Within this market of young, fashionable, urban men, there's been something of a “backlash against casual Fridays,” Chilton says. They like to dress up somewhat for work, such as by wearing an unconstructed sport coat with dress pants, an outfit that can be worn with or without a tie. Or they'll wear an unconstructed jacket with jeans to make their jeans look a little dressier, Chilton adds.

 

Badowers

 

And that all bodes well for Badowers, which added some slightly lower-priced suits to its collections, such as the Italian-made Luigi Bianchi that offers suits starting at around $1,000. The store also started stocking some slimmer suits that would appeal to younger men and trendy accessories such as colorful shoelaces that are popular with today’s Yummies, $350 Filson twill backpacks, and flashier ties and bowties.

To lure more Yummies into the store, it also hosts trunk sales that offer previews of upcoming men’s fashions, product discounts and free drinks. The shows feature high-end menswear designers, such as Billy Moore, a Tennessee-based craftsman who hand-makes leather belts and bracelets and is the owner of Cause and Effect.

 

Billy Moore, a Tennessee-based craftsman who hand-makes leather belts and bracelets and owner of Cause and Effect.

 

When the company rebranded four years ago, it stopped advertising in traditional media, including TV and radio, and replaced it with social media, blogging and other digital forms of advertising. It occasionally still does direct mailings, though not very often, Chilton says. He thinks it’s critical that small retailers start catering more to younger men and women, given the size and increasing buying power of the millennial generation.

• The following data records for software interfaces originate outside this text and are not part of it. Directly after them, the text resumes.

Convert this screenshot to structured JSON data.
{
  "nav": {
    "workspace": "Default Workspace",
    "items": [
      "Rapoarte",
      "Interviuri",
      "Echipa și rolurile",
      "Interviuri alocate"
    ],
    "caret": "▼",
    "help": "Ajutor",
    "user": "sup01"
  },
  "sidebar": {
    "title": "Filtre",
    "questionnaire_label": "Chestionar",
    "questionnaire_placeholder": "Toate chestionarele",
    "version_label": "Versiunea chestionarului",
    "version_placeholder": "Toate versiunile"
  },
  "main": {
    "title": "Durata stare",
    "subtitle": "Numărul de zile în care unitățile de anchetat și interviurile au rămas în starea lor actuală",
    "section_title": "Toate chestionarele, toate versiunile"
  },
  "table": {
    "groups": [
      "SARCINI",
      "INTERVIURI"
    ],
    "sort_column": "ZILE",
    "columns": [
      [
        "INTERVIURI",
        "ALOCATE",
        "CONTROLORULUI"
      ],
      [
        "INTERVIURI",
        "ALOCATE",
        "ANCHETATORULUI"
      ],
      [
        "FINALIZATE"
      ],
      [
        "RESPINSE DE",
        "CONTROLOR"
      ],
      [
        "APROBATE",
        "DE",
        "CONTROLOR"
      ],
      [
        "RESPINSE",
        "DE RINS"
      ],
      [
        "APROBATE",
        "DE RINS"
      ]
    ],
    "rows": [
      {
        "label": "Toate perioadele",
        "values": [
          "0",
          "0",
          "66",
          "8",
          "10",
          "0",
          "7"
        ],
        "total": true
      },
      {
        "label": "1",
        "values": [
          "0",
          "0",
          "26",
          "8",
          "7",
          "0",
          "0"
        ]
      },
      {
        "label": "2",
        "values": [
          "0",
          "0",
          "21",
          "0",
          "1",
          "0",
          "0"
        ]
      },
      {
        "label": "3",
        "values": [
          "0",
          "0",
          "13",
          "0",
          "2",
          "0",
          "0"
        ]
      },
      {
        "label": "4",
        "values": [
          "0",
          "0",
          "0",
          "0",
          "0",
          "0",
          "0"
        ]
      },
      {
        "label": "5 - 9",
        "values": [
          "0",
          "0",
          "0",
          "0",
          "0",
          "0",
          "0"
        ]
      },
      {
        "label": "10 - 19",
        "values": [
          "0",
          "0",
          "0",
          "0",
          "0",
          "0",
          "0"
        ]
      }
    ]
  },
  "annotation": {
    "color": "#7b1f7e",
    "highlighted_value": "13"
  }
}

So far, Chilton says, Badowers has had success in marketing toward a younger clientele. About 10 percent of the store's sales are now made online, and men from outside of Iowa hear about Badowers through word of mouth or online and stop in when they’re in town. “I just had a young urban male yesterday from Austin, [Texas,] who came into the store,” Chilton adds. “He heard about us online.”

Although it It remains to be seen whether “Yummy” will catch on as a term and become a fully defined niche market, the trend toward affluent young men caring more about their appearance—and spending money on the things that can help them look good—doesn’t seem like it will be waning anytime soon.

“Now it’s OK to care about yourself and care about your body,” Chilton says. 

Read more articles on marketing.

Photos: Savvy Auntie, SparkBox Toys, Justin Meyer for Badowers, Cause and Effect

Editor, Writer & Content Strategist, Various